The “related to” fallacy

Whether a chemical is life giving or dangerous depends on its structure, and small changes in the structure can have huge effects. You’ll sometimes hear scare stories about a common food component that is “in the same family as,” or “related to,” or “a precursor of” something that we’re sure is bad. Don’t be scared.

Just because something shares some structural components with a "bad" chemical, doesn’t mean it would have the same effect within your body. Some of the worst poisons work because they are very similar to compounds that are found naturally within the body. Take a naturally occurring molecule, change a single atom, and you can get a deadly poison. It will almost fit the molecular machinery, but not quite, and so will gum up the works. If making such a small change can have such a drastic effect, you can be sure that looking at similar structures doesn’t mean anything about how healthy or unhealthy a molecule is for us.

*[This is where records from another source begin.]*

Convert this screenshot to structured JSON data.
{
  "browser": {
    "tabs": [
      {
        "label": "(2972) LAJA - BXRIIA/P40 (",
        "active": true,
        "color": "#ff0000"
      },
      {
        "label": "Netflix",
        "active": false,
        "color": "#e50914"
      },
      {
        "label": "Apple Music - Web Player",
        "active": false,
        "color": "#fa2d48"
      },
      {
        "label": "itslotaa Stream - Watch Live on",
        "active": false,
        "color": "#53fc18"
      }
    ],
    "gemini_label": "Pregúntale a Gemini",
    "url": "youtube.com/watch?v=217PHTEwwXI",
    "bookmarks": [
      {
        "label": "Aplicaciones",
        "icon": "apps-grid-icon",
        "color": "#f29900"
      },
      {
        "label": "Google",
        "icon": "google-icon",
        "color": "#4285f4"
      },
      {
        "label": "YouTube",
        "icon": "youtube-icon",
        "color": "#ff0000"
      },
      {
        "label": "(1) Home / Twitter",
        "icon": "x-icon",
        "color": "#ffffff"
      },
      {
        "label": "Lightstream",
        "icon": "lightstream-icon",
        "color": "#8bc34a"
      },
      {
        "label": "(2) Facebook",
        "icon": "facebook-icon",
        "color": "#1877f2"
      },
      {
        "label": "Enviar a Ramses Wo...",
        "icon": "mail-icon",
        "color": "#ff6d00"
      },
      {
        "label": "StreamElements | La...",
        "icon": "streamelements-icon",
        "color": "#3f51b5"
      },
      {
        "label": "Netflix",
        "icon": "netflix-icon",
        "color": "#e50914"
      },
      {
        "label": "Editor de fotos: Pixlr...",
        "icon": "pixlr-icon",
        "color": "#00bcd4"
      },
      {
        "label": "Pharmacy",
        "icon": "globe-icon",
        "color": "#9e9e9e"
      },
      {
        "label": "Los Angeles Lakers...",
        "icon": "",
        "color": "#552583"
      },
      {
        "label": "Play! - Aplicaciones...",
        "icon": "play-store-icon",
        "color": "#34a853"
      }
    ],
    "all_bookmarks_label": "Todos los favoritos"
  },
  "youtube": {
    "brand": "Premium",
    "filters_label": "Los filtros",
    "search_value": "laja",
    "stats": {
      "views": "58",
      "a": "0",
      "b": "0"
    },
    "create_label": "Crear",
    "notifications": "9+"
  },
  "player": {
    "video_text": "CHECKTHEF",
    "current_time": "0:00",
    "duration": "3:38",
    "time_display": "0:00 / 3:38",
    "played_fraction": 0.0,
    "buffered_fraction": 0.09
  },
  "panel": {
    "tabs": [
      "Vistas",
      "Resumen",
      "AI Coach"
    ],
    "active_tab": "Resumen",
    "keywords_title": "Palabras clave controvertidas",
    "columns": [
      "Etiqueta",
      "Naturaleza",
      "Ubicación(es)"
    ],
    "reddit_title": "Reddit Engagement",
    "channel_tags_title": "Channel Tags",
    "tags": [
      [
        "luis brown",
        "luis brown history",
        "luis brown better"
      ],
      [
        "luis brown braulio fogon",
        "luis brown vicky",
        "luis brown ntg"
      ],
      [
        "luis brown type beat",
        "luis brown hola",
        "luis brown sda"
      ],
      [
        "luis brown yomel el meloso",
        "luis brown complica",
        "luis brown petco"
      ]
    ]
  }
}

Please understand that I’m not saying that you shouldn’t be concerned about what you eat, but working from a position of knowledge is always better than working from a position of ignorance. If you’re concerned about “unnatural” compounds in your food supply, be aware that anything that comes in a box or a bag is necessarily suspect. You’d better like cooking, and you’d better learn to like vegetables, because you’re probably not getting enough, and the health effects of that will more than swamp any purported effects of the scary-sounding-chemical-of-the-week.

Oh yeah, I promised a recipe. We don't have an espresso machine, so I made this with coffee. Technically speaking, that makes it a pumpkin spice cafe au lait, but let's not quibble.

Combine the spices above. If they're whole (which I much prefer for longevity) put in a grinder and blend well. Store the mixture in an airtight, opaque container.

When it's time to perform your morning coffee ritual, make 12 ozs of coffee. Stir about 1/8th teaspoon of the spice mixture into 4 ozs of milk (I use 2%). Heat for 30 seconds in the microwave. You just want to get it warm.

For best results heat the milk first so theres some time for extraction of those yummy yummy pesticides to take place.

Then pour the milk into the coffee through a fine mesh tea strainer to catch any bigger chunks of spice your blending my have missed. Sweeten to taste and in any way you see fit. I won't judge.